[Opening PROVIDED DATA section]

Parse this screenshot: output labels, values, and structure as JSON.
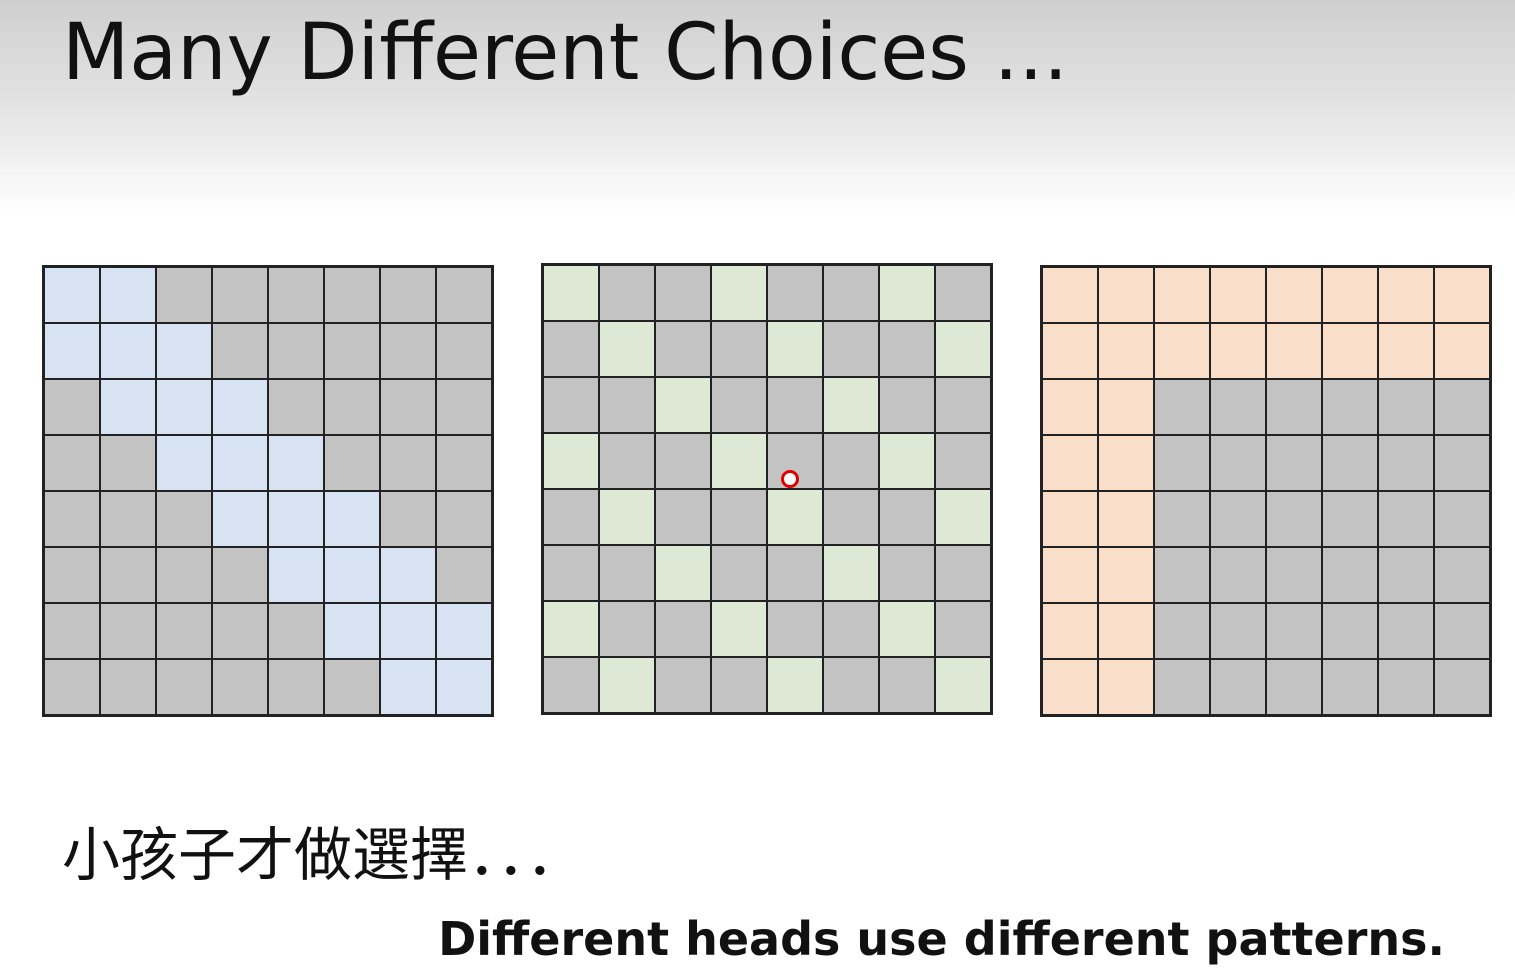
{
  "slide": {
    "title": "Many Different Choices ...",
    "subtitle": "小孩子才做選擇．．．",
    "caption": "Different heads use different patterns."
  },
  "colors": {
    "masked": "#c3c3c3",
    "grid_line": "#222222",
    "pointer": "#e00000"
  },
  "matrices": [
    {
      "name": "diagonal-band-pattern",
      "highlight_color": "#d7e3f3",
      "rows": [
        [
          1,
          1,
          0,
          0,
          0,
          0,
          0,
          0
        ],
        [
          1,
          1,
          1,
          0,
          0,
          0,
          0,
          0
        ],
        [
          0,
          1,
          1,
          1,
          0,
          0,
          0,
          0
        ],
        [
          0,
          0,
          1,
          1,
          1,
          0,
          0,
          0
        ],
        [
          0,
          0,
          0,
          1,
          1,
          1,
          0,
          0
        ],
        [
          0,
          0,
          0,
          0,
          1,
          1,
          1,
          0
        ],
        [
          0,
          0,
          0,
          0,
          0,
          1,
          1,
          1
        ],
        [
          0,
          0,
          0,
          0,
          0,
          0,
          1,
          1
        ]
      ]
    },
    {
      "name": "dilated-pattern",
      "highlight_color": "#dde9d4",
      "rows": [
        [
          1,
          0,
          0,
          1,
          0,
          0,
          1,
          0
        ],
        [
          0,
          1,
          0,
          0,
          1,
          0,
          0,
          1
        ],
        [
          0,
          0,
          1,
          0,
          0,
          1,
          0,
          0
        ],
        [
          1,
          0,
          0,
          1,
          0,
          0,
          1,
          0
        ],
        [
          0,
          1,
          0,
          0,
          1,
          0,
          0,
          1
        ],
        [
          0,
          0,
          1,
          0,
          0,
          1,
          0,
          0
        ],
        [
          1,
          0,
          0,
          1,
          0,
          0,
          1,
          0
        ],
        [
          0,
          1,
          0,
          0,
          1,
          0,
          0,
          1
        ]
      ]
    },
    {
      "name": "global-token-pattern",
      "highlight_color": "#f9dfca",
      "rows": [
        [
          1,
          1,
          1,
          1,
          1,
          1,
          1,
          1
        ],
        [
          1,
          1,
          1,
          1,
          1,
          1,
          1,
          1
        ],
        [
          1,
          1,
          0,
          0,
          0,
          0,
          0,
          0
        ],
        [
          1,
          1,
          0,
          0,
          0,
          0,
          0,
          0
        ],
        [
          1,
          1,
          0,
          0,
          0,
          0,
          0,
          0
        ],
        [
          1,
          1,
          0,
          0,
          0,
          0,
          0,
          0
        ],
        [
          1,
          1,
          0,
          0,
          0,
          0,
          0,
          0
        ],
        [
          1,
          1,
          0,
          0,
          0,
          0,
          0,
          0
        ]
      ]
    }
  ]
}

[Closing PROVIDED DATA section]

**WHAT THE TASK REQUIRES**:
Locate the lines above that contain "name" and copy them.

**ANSWER SPACE**:
      "name": "diagonal-band-pattern",
      "name": "dilated-pattern",
      "name": "global-token-pattern",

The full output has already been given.